> Your objective: Copy every entry exactly as given, minus the images.

> Material for the task:
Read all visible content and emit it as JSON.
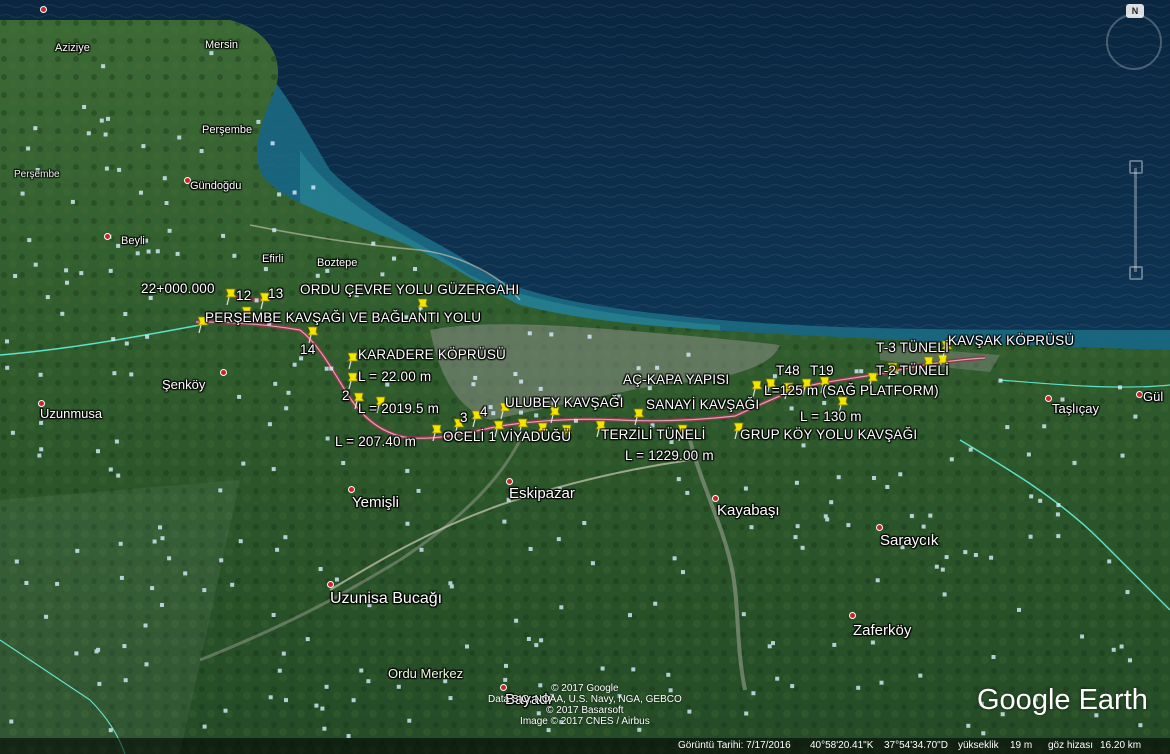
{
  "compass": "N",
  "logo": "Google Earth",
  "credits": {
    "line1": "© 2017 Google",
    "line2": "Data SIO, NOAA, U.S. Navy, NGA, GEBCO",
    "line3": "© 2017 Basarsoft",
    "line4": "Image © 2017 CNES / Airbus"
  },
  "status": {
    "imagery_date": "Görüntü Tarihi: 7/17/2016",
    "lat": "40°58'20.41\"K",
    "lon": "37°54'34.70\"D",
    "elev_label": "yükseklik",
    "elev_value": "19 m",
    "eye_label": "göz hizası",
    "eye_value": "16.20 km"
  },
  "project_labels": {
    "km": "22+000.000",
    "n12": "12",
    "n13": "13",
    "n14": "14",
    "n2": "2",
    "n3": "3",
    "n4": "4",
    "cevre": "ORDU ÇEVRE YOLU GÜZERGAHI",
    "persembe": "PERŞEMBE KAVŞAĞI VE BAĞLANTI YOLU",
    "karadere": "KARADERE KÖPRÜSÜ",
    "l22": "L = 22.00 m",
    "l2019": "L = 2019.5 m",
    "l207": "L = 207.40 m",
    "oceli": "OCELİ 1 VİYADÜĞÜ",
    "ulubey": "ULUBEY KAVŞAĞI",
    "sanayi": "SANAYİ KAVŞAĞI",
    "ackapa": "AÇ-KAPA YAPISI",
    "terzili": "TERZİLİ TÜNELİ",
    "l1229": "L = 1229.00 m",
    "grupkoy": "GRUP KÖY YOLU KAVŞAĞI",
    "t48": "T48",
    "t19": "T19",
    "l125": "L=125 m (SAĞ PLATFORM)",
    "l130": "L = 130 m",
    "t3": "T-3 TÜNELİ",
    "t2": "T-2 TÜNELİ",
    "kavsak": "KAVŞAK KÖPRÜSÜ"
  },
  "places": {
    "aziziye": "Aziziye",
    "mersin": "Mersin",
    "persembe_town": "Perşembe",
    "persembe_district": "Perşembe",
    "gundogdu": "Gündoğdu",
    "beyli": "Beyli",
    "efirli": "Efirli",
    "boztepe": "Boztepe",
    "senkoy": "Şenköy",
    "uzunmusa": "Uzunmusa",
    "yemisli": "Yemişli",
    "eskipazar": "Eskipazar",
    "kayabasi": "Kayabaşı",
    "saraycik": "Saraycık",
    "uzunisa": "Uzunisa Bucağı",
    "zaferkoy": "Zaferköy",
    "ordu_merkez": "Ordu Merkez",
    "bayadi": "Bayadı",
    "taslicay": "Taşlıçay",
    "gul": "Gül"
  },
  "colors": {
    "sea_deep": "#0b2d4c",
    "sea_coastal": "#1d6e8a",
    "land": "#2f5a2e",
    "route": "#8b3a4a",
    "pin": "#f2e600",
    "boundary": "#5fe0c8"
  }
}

> Your solution:
Read all visible content and emit it as JSON.
{
  "compass": "N",
  "logo": "Google Earth",
  "credits": {
    "line1": "© 2017 Google",
    "line2": "Data SIO, NOAA, U.S. Navy, NGA, GEBCO",
    "line3": "© 2017 Basarsoft",
    "line4": "Image © 2017 CNES / Airbus"
  },
  "status": {
    "imagery_date": "Görüntü Tarihi: 7/17/2016",
    "lat": "40°58'20.41\"K",
    "lon": "37°54'34.70\"D",
    "elev_label": "yükseklik",
    "elev_value": "19 m",
    "eye_label": "göz hizası",
    "eye_value": "16.20 km"
  },
  "project_labels": {
    "km": "22+000.000",
    "n12": "12",
    "n13": "13",
    "n14": "14",
    "n2": "2",
    "n3": "3",
    "n4": "4",
    "cevre": "ORDU ÇEVRE YOLU GÜZERGAHI",
    "persembe": "PERŞEMBE KAVŞAĞI VE BAĞLANTI YOLU",
    "karadere": "KARADERE KÖPRÜSÜ",
    "l22": "L = 22.00 m",
    "l2019": "L = 2019.5 m",
    "l207": "L = 207.40 m",
    "oceli": "OCELİ 1 VİYADÜĞÜ",
    "ulubey": "ULUBEY KAVŞAĞI",
    "sanayi": "SANAYİ KAVŞAĞI",
    "ackapa": "AÇ-KAPA YAPISI",
    "terzili": "TERZİLİ TÜNELİ",
    "l1229": "L = 1229.00 m",
    "grupkoy": "GRUP KÖY YOLU KAVŞAĞI",
    "t48": "T48",
    "t19": "T19",
    "l125": "L=125 m (SAĞ PLATFORM)",
    "l130": "L = 130 m",
    "t3": "T-3 TÜNELİ",
    "t2": "T-2 TÜNELİ",
    "kavsak": "KAVŞAK KÖPRÜSÜ"
  },
  "places": {
    "aziziye": "Aziziye",
    "mersin": "Mersin",
    "persembe_town": "Perşembe",
    "persembe_district": "Perşembe",
    "gundogdu": "Gündoğdu",
    "beyli": "Beyli",
    "efirli": "Efirli",
    "boztepe": "Boztepe",
    "senkoy": "Şenköy",
    "uzunmusa": "Uzunmusa",
    "yemisli": "Yemişli",
    "eskipazar": "Eskipazar",
    "kayabasi": "Kayabaşı",
    "saraycik": "Saraycık",
    "uzunisa": "Uzunisa Bucağı",
    "zaferkoy": "Zaferköy",
    "ordu_merkez": "Ordu Merkez",
    "bayadi": "Bayadı",
    "taslicay": "Taşlıçay",
    "gul": "Gül"
  },
  "colors": {
    "sea_deep": "#0b2d4c",
    "sea_coastal": "#1d6e8a",
    "land": "#2f5a2e",
    "route": "#8b3a4a",
    "pin": "#f2e600",
    "boundary": "#5fe0c8"
  }
}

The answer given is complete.